The church said in a statement that the measure, which goes into effect starting this month, is among a series taken after Bishop Epiphanius, abbot of St. Macarius Monastery, also known as Anba Maqar, was found dead in the monastery earlier this week.
His funeral was held this week and attended by Pope Tawadros II, the spiritual leader of Egypt's Coptic Orthodox Christians, one the world's oldest Christian communities.
The church has also given its monks across Egypt one month to shut down their social media accounts, arguing that keeping them is incompatible with monastic life. It also said that monks who appear in the media or are found to be involved in interactions not assigned by their respective monasteries risk facing questioning and could potentially be de-frocked.

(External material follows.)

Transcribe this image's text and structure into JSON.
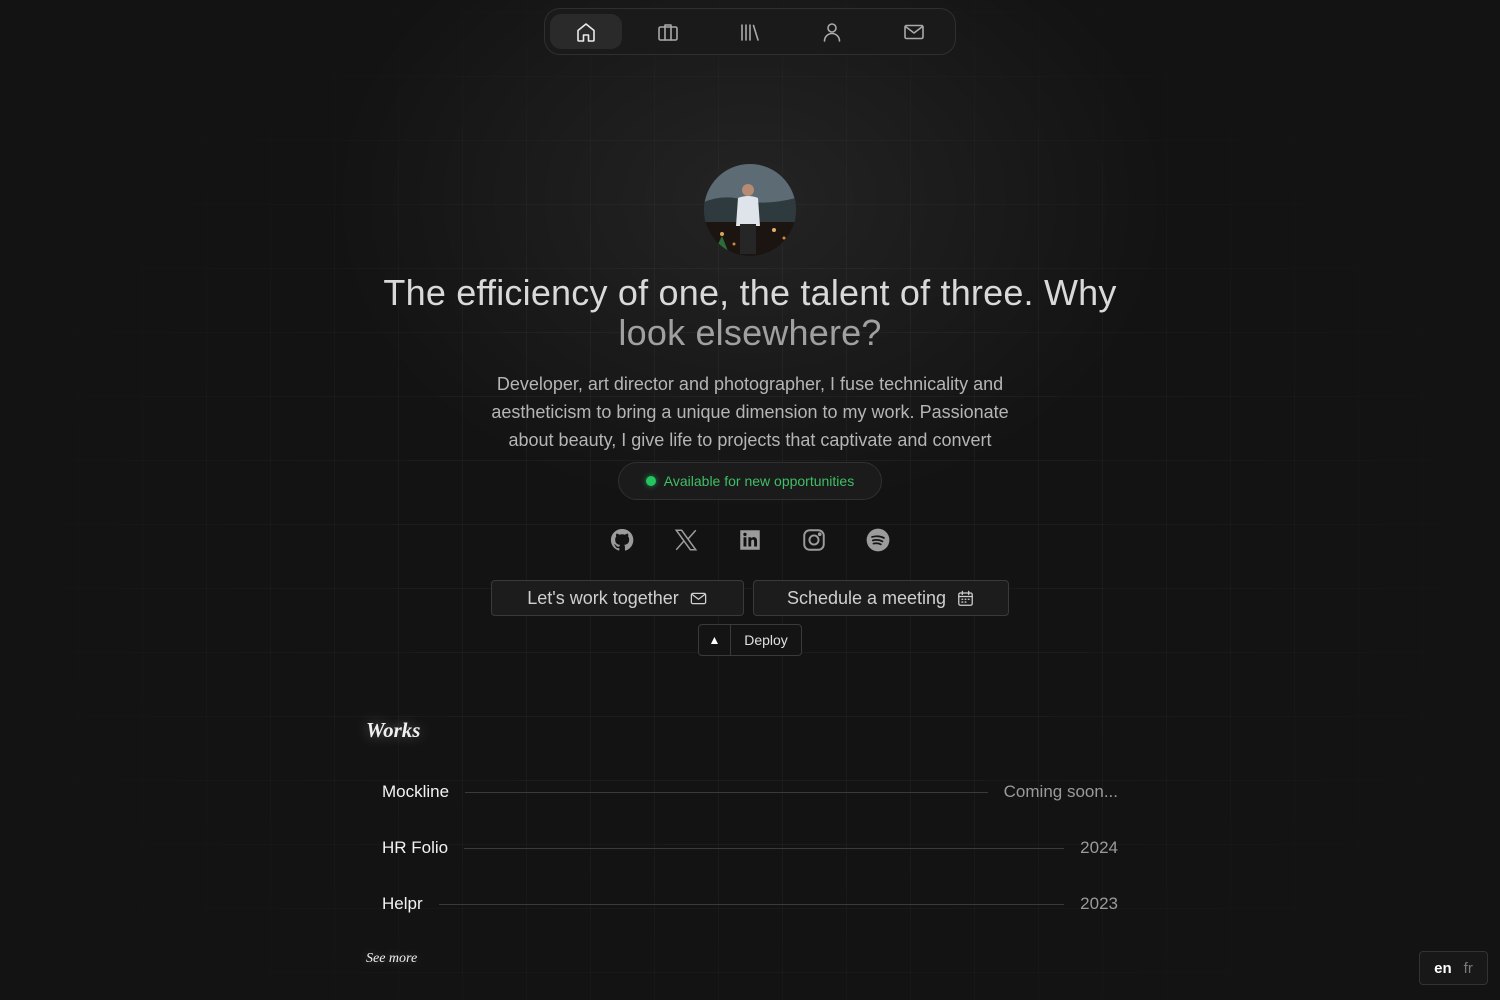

The circumstances surrounding Bishop Epiphanius' death remain unclear and an investigation is ongoing.
Church spokesman Boulis Halim said the monks' activities were not linked to the bishop's death. He said the measures were simply aimed at instilling discipline to monastic life.
Egypt is the birthplace of Christian monasticism and is home to some of the world's most ancient monasteries, which have drawn monks for centuries to lead solitary ascetic lives in the country's vast barren landscape. Monks have largely remained in retreat over the years even amid the monumental changes that shook Egypt's political and social landscape in recent years.
The monasteries, located in remote desert areas, have had faint experience with the rise in Islamic militancy following the 2013 military ouster of former Islamist President Mohammed Morsi after mass protests against his rule. In April 2017, gunmen attacked security forces stationed near the famed St. Catherine's Monastery in Egypt's south Sinai, killing one policeman. The attack was later claimed by the extremist Islamic State group.
A month later, masked gunmen ambushed a bus carrying Coptic Christians traveling to a monastery south of Cairo, killing 29 in an attack blamed on militants who infiltrated across the desert border with Libya. IS claimed that attack, too. Egypt responded with airstrikes targeting what it said were militant training camps in Libya.